• _WHAT YOU WILL DO_
Please restate every record below word for word and skip the pictures.

------ DATA FOR ANALYSIS

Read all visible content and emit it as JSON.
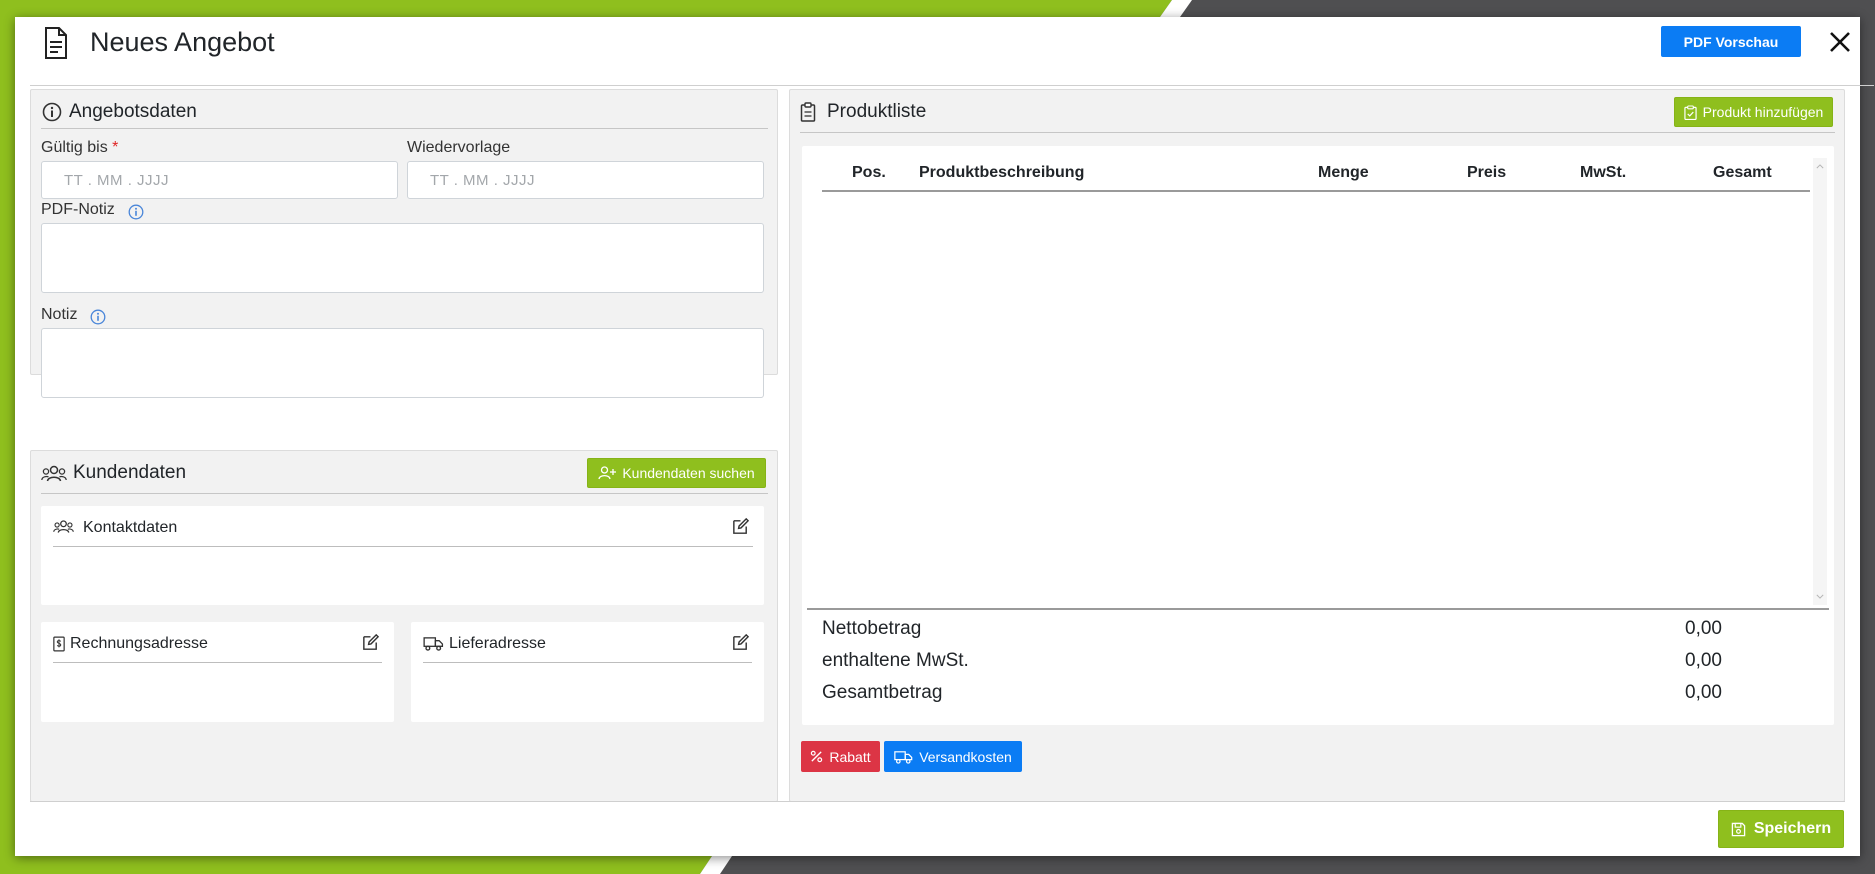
{
  "modal": {
    "title": "Neues Angebot",
    "pdf_preview_label": "PDF Vorschau",
    "icons": {
      "title": "document-icon",
      "close": "close-icon"
    }
  },
  "offer": {
    "title": "Angebotsdaten",
    "valid_until_label": "Gültig bis",
    "required_mark": "*",
    "valid_until_placeholder": "TT . MM . JJJJ",
    "resubmission_label": "Wiedervorlage",
    "resubmission_placeholder": "TT . MM . JJJJ",
    "pdf_note_label": "PDF-Notiz",
    "pdf_note_value": "",
    "note_label": "Notiz",
    "note_value": ""
  },
  "customer": {
    "title": "Kundendaten",
    "search_label": "Kundendaten suchen",
    "contact_title": "Kontaktdaten",
    "billing_title": "Rechnungsadresse",
    "shipping_title": "Lieferadresse"
  },
  "products": {
    "title": "Produktliste",
    "add_label": "Produkt hinzufügen",
    "columns": [
      "Pos.",
      "Produktbeschreibung",
      "Menge",
      "Preis",
      "MwSt.",
      "Gesamt"
    ],
    "rows": [],
    "totals": [
      {
        "label": "Nettobetrag",
        "value": "0,00"
      },
      {
        "label": "enthaltene MwSt.",
        "value": "0,00"
      },
      {
        "label": "Gesamtbetrag",
        "value": "0,00"
      }
    ],
    "discount_label": "Rabatt",
    "shipping_cost_label": "Versandkosten"
  },
  "footer": {
    "save_label": "Speichern"
  },
  "colors": {
    "green": "#8fbf1e",
    "blue": "#0b7cf4",
    "red": "#dc3545",
    "background": "#4f4f51"
  }
}
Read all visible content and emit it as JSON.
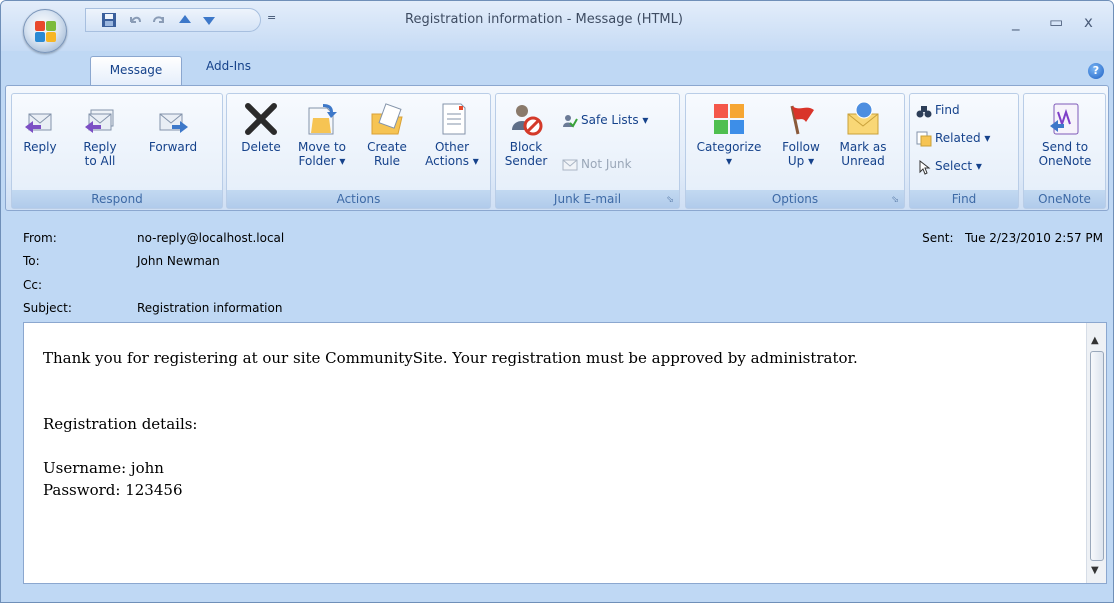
{
  "window": {
    "title": "Registration information - Message (HTML)"
  },
  "quick_access": {
    "customize": "="
  },
  "tabs": [
    "Message",
    "Add-Ins"
  ],
  "ribbon": {
    "respond": {
      "label": "Respond",
      "reply": "Reply",
      "reply_all_1": "Reply",
      "reply_all_2": "to All",
      "forward": "Forward"
    },
    "actions": {
      "label": "Actions",
      "delete": "Delete",
      "move_1": "Move to",
      "move_2": "Folder ▾",
      "create_1": "Create",
      "create_2": "Rule",
      "other_1": "Other",
      "other_2": "Actions ▾"
    },
    "junk": {
      "label": "Junk E-mail",
      "block_1": "Block",
      "block_2": "Sender",
      "safe_lists": "Safe Lists ▾",
      "not_junk": "Not Junk"
    },
    "options": {
      "label": "Options",
      "categorize": "Categorize",
      "categorize_2": "▾",
      "follow_1": "Follow",
      "follow_2": "Up ▾",
      "mark_1": "Mark as",
      "mark_2": "Unread"
    },
    "find": {
      "label": "Find",
      "find": "Find",
      "related": "Related ▾",
      "select": "Select ▾"
    },
    "onenote": {
      "label": "OneNote",
      "send_1": "Send to",
      "send_2": "OneNote"
    }
  },
  "header": {
    "from_label": "From:",
    "from": "no-reply@localhost.local",
    "to_label": "To:",
    "to": "John Newman",
    "cc_label": "Cc:",
    "cc": "",
    "subject_label": "Subject:",
    "subject": "Registration information",
    "sent_label": "Sent:",
    "sent": "Tue 2/23/2010 2:57 PM"
  },
  "body": {
    "line1": "Thank you for registering at our site CommunitySite. Your registration must be approved by administrator.",
    "line2": "Registration details:",
    "line3": "Username: john",
    "line4": "Password: 123456"
  },
  "colors": {
    "accent": "#15428b",
    "ribbon_bg": "#dfeaf8",
    "frame": "#bfd8f4"
  }
}
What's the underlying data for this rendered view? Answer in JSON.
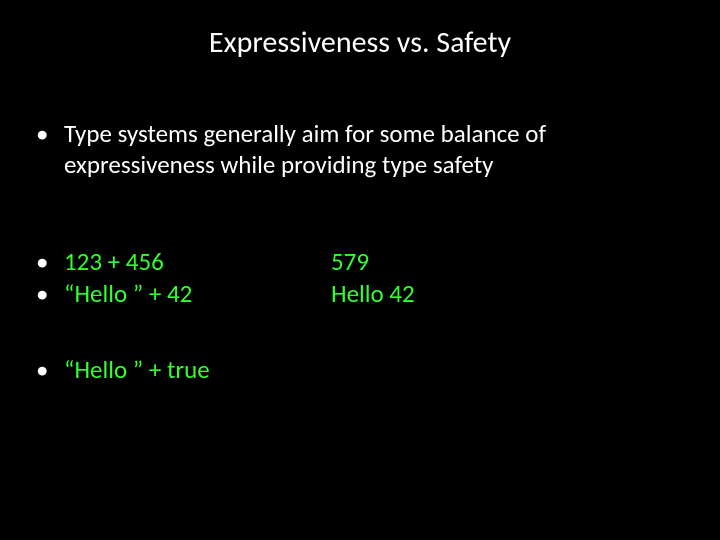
{
  "title": "Expressiveness vs. Safety",
  "intro": "Type systems generally aim for some balance of expressiveness while providing type safety",
  "examples": {
    "row1": {
      "expr": "123 + 456",
      "result": "579"
    },
    "row2": {
      "expr": "“Hello ” + 42",
      "result": "Hello 42"
    },
    "row3": {
      "expr": "“Hello ” + true",
      "result": ""
    }
  },
  "bullet": "•"
}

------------

• _RESULT OF THE EXERCISE_
Read all visible content and emit it as JSON.
{
  "modal": {
    "title": "Neues Angebot",
    "pdf_preview_label": "PDF Vorschau",
    "icons": {
      "title": "document-icon",
      "close": "close-icon"
    }
  },
  "offer": {
    "title": "Angebotsdaten",
    "valid_until_label": "Gültig bis",
    "required_mark": "*",
    "valid_until_placeholder": "TT . MM . JJJJ",
    "resubmission_label": "Wiedervorlage",
    "resubmission_placeholder": "TT . MM . JJJJ",
    "pdf_note_label": "PDF-Notiz",
    "pdf_note_value": "",
    "note_label": "Notiz",
    "note_value": ""
  },
  "customer": {
    "title": "Kundendaten",
    "search_label": "Kundendaten suchen",
    "contact_title": "Kontaktdaten",
    "billing_title": "Rechnungsadresse",
    "shipping_title": "Lieferadresse"
  },
  "products": {
    "title": "Produktliste",
    "add_label": "Produkt hinzufügen",
    "columns": [
      "Pos.",
      "Produktbeschreibung",
      "Menge",
      "Preis",
      "MwSt.",
      "Gesamt"
    ],
    "rows": [],
    "totals": [
      {
        "label": "Nettobetrag",
        "value": "0,00"
      },
      {
        "label": "enthaltene MwSt.",
        "value": "0,00"
      },
      {
        "label": "Gesamtbetrag",
        "value": "0,00"
      }
    ],
    "discount_label": "Rabatt",
    "shipping_cost_label": "Versandkosten"
  },
  "footer": {
    "save_label": "Speichern"
  },
  "colors": {
    "green": "#8fbf1e",
    "blue": "#0b7cf4",
    "red": "#dc3545",
    "background": "#4f4f51"
  }
}
Read all visible content and emit it as JSON.
{
  "window": {
    "title": "Registration information - Message (HTML)"
  },
  "quick_access": {
    "customize": "="
  },
  "tabs": [
    "Message",
    "Add-Ins"
  ],
  "ribbon": {
    "respond": {
      "label": "Respond",
      "reply": "Reply",
      "reply_all_1": "Reply",
      "reply_all_2": "to All",
      "forward": "Forward"
    },
    "actions": {
      "label": "Actions",
      "delete": "Delete",
      "move_1": "Move to",
      "move_2": "Folder ▾",
      "create_1": "Create",
      "create_2": "Rule",
      "other_1": "Other",
      "other_2": "Actions ▾"
    },
    "junk": {
      "label": "Junk E-mail",
      "block_1": "Block",
      "block_2": "Sender",
      "safe_lists": "Safe Lists ▾",
      "not_junk": "Not Junk"
    },
    "options": {
      "label": "Options",
      "categorize": "Categorize",
      "categorize_2": "▾",
      "follow_1": "Follow",
      "follow_2": "Up ▾",
      "mark_1": "Mark as",
      "mark_2": "Unread"
    },
    "find": {
      "label": "Find",
      "find": "Find",
      "related": "Related ▾",
      "select": "Select ▾"
    },
    "onenote": {
      "label": "OneNote",
      "send_1": "Send to",
      "send_2": "OneNote"
    }
  },
  "header": {
    "from_label": "From:",
    "from": "no-reply@localhost.local",
    "to_label": "To:",
    "to": "John Newman",
    "cc_label": "Cc:",
    "cc": "",
    "subject_label": "Subject:",
    "subject": "Registration information",
    "sent_label": "Sent:",
    "sent": "Tue 2/23/2010 2:57 PM"
  },
  "body": {
    "line1": "Thank you for registering at our site CommunitySite. Your registration must be approved by administrator.",
    "line2": "Registration details:",
    "line3": "Username: john",
    "line4": "Password: 123456"
  },
  "colors": {
    "accent": "#15428b",
    "ribbon_bg": "#dfeaf8",
    "frame": "#bfd8f4"
  }
}
What's the underlying data for this rendered view? Answer in JSON.
{
  "title": "Expressiveness vs. Safety",
  "intro": "Type systems generally aim for some balance of expressiveness while providing type safety",
  "examples": {
    "row1": {
      "expr": "123 + 456",
      "result": "579"
    },
    "row2": {
      "expr": "“Hello ” + 42",
      "result": "Hello 42"
    },
    "row3": {
      "expr": "“Hello ” + true",
      "result": ""
    }
  },
  "bullet": "•"
}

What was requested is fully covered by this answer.